In the third point above I suggest that the construction spouse should attend educational opportunities for their company’s construction specialty. Additionally, I think that it is most wise to have the construction spouse learn more about accounting and finance. Getting a degree in finance or accounting is not my point here; gaining much more knowledge and confidence in money management is!
Simply, for most in-the-field contractors, a construction spouse involved with overseeing and effectively managing the company’s finances, is a confidence-boosting reality. Many construction spouses may never have thought of themselves as financial experts, much less the company “CFO,” yet the reality of most construction companies, especially the smaller family companies, is that the construction spouse often is left to balance and juggle the money.
Maintain regimen that maintains balance of life
Most construction spouses entered into a relationship with their contractor spouse that included construction. For some spouses, they may have worked previously in healthcare, education, banking, fast food, etc., either as an employee or perhaps they too owned their own business. No matter; along the way they may have begun some personal habits, regimens that gave them pleasure, allowing them to “exhale” and enjoy life a bit more.
For some spouses this may have been a physical hobby such as running 10K’s, water skiing, or participating in a pilates class. For others, taking in concerts, art shows, or gardening provide a great escape to re-energize your body. As a construction spouse, work hard to not give up such balancing activities. If it makes you relaxed, allowing you to give your all for the company, then keep as much of the regimen that you can afford. If you are mentally and physically “in shape” you will be more effective in your role and responsibilities for the company.
Learn to spot team-building opportunities
The construction spouse soon learns that every day can be full of challenges that can be detrimental to the company when the employees are not working together. Bickering, name calling, and taking sides often are symptoms of crews that are not functioning to their full potential. The construction spouse, if she is engaged with the business, will often spot this need before her husband, who may have his nose so low into getting the work done that he misses some of the dynamics that are ripping the crews apart.
The construction spouse, when observing such negative performance and behavior, would be wise to organize some teambuilding. This might be as simple as bringing some pizza to the jobsite for lunch or conducting some meetings before or after work that address how the employees can work better together rather than fighting one another. Heck, just taking the time to listen to some of the worker complaints and then addressing them can go a long way toward building greater teamwork.
Recognize individual contribution
This last learning point really addresses the fight against favoritism. It is quite common, and human, to like some people more than others. Some employees are just easier to like, to talk with and to appreciate. However, in construction it is important not to play favorites or pit one employee against another. Not every employee is super talented or gifted but can still be positioned to contribute to the overall success of the crew and the company. Important to raising individual’s potential, the construction spouse can be more active in appreciating the contribution of each employee and recognize that contribution with saying, “thank you.”

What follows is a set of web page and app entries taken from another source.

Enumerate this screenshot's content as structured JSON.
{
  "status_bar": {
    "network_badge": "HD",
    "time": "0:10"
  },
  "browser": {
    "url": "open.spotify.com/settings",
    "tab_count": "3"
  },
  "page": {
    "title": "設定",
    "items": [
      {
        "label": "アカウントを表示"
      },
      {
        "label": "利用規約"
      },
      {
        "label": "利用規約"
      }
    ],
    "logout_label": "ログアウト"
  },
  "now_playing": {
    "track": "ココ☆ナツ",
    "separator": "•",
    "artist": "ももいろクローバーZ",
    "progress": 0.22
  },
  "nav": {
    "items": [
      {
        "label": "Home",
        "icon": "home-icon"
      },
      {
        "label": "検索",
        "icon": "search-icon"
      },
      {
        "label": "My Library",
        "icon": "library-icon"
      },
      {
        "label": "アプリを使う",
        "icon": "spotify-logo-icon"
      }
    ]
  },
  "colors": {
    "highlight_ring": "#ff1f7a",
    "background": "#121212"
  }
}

Like any other construction leader, the Construction Spouse will be challenged to communicate clearly, consistently and carefully. She needs to model expected company behavior, respecting the rules of the company, not taking advantage of her position as an owner, a spouse to the owner, or both.
The role of the construction spouse is not an easy one to fulfill. In many ways, the pressure is on the spouse to be professional, patient and proactive without giving the impression that she is questioning or undermining the leadership of her husband; truly a balancing act hard to maintain.